We are now faced with the fact that tomorrow is today. We are confronted with the fierce urgency of now. In this unfolding conundrum of life and history there is such a thing as being too late. Procrastination is still the thief of time. Life often leaves us standing bare, naked and dejected with a lost opportunity. The “tide in the affairs of men” does not remain at the flood; it ebbs. We may cry out deperately for time to pause in her passage, but time is deaf to every plea and rushes on. Over the bleached bones and jumbled residue of numerous civilizations are written the pathetic words: “Too late.” There is an invisible book of life that faithfully records our vigilance or our neglect. “The moving finger writes, and having writ moves on…” We still have a choice today; nonviolent coexistence or violent co-annihilation.
We must move past indecision to action. We must find new ways to speak for peace in Vietnam and justice throughout the developing world — a world that borders on our doors. If we do not act we shall surely be dragged down the long dark and shameful corridors of time reserved for those who possess power without compassion, might without morality, and strength without sight.
Now let us begin. Now let us rededicate ourselves to the long and bitter — but beautiful — struggle for a new world. This is the calling of the sons of God, and our brothers wait eagerly for our response. Shall we say the odds are too great? Shall we tell them the struggle is too hard? Will our message be that the forces of American life militate against their arrival as full men, and we send our deepest regrets? Or will there be another message, of longing, of hope, of solidarity with their yearnings, of commitment to their cause, whatever the cost? The choice is ours, and though we might prefer it otherwise we must choose in this crucial moment of human history.
As that noble bard of yesterday, James Russell Lowell, eloquently stated:
Once to every man and nation
Comes the moment to decide,
In the strife of truth and falsehood,

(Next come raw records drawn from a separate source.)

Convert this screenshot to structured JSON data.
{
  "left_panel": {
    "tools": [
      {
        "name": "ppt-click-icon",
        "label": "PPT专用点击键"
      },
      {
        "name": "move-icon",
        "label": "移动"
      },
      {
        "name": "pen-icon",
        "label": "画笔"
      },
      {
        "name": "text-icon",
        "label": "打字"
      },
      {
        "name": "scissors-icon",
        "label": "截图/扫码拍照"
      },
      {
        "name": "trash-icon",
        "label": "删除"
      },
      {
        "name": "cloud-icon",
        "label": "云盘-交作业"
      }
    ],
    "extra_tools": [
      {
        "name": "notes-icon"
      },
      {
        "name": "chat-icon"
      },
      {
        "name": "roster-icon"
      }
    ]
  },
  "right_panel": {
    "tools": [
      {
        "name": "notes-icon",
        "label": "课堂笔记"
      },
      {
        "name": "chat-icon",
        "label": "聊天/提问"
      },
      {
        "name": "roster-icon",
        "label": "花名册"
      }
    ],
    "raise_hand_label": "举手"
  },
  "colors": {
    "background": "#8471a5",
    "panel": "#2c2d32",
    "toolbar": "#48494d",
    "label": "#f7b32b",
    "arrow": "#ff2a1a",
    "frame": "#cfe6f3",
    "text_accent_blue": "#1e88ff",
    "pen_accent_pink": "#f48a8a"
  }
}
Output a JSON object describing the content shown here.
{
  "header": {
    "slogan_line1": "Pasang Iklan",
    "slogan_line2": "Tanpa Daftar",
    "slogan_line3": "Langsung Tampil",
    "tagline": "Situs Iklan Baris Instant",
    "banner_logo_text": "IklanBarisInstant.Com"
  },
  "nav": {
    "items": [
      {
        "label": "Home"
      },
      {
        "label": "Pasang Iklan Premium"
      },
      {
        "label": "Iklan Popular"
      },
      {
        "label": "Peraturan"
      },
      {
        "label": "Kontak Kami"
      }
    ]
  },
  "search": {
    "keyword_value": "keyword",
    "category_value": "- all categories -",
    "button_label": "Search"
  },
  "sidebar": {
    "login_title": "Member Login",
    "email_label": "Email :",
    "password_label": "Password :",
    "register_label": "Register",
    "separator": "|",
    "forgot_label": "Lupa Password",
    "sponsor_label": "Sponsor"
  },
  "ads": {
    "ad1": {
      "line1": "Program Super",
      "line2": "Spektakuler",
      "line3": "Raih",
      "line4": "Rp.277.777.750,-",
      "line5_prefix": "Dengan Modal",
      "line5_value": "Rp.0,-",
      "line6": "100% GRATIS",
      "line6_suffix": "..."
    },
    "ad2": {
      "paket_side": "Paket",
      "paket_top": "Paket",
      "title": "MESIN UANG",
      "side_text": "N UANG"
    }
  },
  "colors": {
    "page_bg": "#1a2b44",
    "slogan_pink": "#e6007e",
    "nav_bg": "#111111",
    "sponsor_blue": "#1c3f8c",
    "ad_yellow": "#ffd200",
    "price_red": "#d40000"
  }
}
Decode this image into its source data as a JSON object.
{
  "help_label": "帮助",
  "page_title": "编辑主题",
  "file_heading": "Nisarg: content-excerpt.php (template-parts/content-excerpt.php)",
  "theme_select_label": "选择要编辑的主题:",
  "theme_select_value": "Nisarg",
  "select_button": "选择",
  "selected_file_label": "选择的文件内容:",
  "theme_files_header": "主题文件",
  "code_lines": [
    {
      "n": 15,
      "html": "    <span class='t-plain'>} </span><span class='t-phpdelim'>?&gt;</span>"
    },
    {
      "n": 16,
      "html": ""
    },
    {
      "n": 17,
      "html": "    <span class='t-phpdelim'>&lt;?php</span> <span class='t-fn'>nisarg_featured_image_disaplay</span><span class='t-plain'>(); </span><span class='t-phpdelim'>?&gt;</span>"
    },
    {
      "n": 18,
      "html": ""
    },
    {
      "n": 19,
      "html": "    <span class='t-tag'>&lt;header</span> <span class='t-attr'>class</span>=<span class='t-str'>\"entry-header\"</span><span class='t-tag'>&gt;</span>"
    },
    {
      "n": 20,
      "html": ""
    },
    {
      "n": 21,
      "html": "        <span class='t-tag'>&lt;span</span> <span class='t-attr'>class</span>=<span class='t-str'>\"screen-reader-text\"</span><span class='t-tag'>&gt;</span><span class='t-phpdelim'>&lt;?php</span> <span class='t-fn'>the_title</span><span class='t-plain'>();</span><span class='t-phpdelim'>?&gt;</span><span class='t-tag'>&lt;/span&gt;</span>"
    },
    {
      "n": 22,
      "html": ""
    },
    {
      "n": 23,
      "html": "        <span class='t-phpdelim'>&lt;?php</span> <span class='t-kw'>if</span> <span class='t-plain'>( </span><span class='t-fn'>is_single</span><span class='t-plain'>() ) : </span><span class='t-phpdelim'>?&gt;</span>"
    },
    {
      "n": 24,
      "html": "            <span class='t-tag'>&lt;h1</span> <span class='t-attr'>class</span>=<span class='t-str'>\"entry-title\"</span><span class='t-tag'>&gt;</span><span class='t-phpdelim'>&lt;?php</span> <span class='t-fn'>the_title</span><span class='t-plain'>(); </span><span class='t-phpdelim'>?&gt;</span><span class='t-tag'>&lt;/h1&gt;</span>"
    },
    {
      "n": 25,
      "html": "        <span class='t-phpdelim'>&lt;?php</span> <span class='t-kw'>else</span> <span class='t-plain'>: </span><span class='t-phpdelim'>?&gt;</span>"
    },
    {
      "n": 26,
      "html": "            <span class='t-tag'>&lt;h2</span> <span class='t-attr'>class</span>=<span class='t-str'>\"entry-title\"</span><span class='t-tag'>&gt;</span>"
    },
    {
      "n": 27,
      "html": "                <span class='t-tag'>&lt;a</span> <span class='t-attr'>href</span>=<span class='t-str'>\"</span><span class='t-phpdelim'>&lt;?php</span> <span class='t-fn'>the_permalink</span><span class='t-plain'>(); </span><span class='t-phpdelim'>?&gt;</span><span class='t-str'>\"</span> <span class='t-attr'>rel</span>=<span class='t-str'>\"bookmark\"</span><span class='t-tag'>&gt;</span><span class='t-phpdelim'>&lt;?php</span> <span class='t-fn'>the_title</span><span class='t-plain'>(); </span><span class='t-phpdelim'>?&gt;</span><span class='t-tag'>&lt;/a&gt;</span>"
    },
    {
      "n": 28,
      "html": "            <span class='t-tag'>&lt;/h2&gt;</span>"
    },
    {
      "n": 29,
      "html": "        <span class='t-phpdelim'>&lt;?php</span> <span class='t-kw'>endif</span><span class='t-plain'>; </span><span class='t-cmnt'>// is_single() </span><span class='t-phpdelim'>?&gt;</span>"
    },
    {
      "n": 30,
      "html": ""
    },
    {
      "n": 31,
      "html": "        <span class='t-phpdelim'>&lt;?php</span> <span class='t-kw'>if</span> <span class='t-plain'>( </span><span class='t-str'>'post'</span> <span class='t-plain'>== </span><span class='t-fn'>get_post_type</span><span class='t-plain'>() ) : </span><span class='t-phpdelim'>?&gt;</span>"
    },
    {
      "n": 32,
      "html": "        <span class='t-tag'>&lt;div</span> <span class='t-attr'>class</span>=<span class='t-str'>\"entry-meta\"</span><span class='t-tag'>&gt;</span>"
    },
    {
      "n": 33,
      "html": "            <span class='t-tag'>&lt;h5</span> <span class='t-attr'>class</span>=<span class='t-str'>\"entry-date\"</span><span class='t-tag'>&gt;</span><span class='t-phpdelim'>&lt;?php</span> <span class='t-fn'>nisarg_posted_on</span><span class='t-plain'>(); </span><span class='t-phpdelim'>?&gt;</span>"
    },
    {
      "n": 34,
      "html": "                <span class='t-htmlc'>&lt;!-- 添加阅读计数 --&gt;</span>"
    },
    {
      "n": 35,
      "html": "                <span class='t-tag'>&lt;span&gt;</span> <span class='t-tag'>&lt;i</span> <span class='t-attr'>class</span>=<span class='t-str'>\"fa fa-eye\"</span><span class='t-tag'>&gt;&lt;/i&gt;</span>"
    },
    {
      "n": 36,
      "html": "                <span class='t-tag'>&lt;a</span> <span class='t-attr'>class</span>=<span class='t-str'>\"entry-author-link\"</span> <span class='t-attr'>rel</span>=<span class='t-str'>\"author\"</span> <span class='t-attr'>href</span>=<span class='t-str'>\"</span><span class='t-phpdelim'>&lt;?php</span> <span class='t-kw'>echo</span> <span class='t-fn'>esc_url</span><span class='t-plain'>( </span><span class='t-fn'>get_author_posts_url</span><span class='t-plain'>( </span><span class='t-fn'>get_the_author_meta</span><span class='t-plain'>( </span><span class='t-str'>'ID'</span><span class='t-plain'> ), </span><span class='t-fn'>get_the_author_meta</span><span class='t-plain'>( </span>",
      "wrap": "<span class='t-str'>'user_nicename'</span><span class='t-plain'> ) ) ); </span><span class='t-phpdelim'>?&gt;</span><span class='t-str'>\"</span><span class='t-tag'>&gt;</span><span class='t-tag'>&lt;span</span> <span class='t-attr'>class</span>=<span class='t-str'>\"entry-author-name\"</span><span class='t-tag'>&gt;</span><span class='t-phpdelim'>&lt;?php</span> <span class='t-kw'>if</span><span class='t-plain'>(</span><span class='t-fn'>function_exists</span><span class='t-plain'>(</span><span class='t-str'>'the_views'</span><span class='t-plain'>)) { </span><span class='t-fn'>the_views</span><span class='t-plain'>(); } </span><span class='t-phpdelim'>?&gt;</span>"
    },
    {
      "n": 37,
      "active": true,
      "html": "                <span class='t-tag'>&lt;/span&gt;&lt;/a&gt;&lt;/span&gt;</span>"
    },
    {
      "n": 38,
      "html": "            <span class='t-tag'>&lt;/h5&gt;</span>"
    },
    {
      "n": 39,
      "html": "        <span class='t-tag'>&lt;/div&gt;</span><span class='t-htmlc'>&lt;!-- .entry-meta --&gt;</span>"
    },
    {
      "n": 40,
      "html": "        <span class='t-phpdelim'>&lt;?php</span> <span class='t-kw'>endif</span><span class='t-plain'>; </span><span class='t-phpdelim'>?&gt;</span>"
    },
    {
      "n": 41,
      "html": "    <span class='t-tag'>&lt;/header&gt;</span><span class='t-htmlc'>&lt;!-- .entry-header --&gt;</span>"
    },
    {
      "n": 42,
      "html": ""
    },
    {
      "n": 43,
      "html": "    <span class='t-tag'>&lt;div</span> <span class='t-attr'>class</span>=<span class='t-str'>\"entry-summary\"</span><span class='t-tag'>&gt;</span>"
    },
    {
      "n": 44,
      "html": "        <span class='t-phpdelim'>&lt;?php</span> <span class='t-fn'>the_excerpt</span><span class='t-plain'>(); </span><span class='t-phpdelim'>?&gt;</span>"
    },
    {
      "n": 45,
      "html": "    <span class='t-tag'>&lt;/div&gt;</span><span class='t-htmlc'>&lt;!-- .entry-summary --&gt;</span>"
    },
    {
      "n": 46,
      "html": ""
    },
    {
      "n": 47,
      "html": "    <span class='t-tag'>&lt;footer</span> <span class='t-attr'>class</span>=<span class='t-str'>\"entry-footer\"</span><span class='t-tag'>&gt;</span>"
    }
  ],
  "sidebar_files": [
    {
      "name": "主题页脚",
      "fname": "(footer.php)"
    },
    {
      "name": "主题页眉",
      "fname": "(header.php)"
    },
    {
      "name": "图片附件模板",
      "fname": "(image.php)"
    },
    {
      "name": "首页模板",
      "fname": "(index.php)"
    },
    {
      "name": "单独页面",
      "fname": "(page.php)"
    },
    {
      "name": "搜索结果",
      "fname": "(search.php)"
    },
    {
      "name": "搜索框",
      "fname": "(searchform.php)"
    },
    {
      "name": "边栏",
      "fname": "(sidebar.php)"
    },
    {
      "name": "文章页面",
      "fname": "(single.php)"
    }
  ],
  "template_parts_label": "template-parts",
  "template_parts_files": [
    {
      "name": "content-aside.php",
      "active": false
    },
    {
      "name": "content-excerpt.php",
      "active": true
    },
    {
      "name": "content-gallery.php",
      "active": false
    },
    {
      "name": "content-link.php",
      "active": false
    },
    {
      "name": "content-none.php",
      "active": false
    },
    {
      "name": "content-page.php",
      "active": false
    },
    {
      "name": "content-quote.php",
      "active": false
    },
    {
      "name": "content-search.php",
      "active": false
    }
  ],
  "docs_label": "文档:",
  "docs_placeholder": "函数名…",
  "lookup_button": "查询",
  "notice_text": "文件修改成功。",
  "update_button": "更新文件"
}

For the good or evil side;
Some great cause, God’s new Messiah,
Off’ring each the bloom or blight,
And the choice goes by forever
Twixt that darkness and that light.
Though the cause of evil prosper,
Yet ’tis truth alone is strong;
Though her portion be the scaffold,
And upon the throne be wrong:
Yet that scaffold sways the future,
And behind the dim unknown,
Standeth God within the shadow
Keeping watch above his own.
Source – BRC NEWS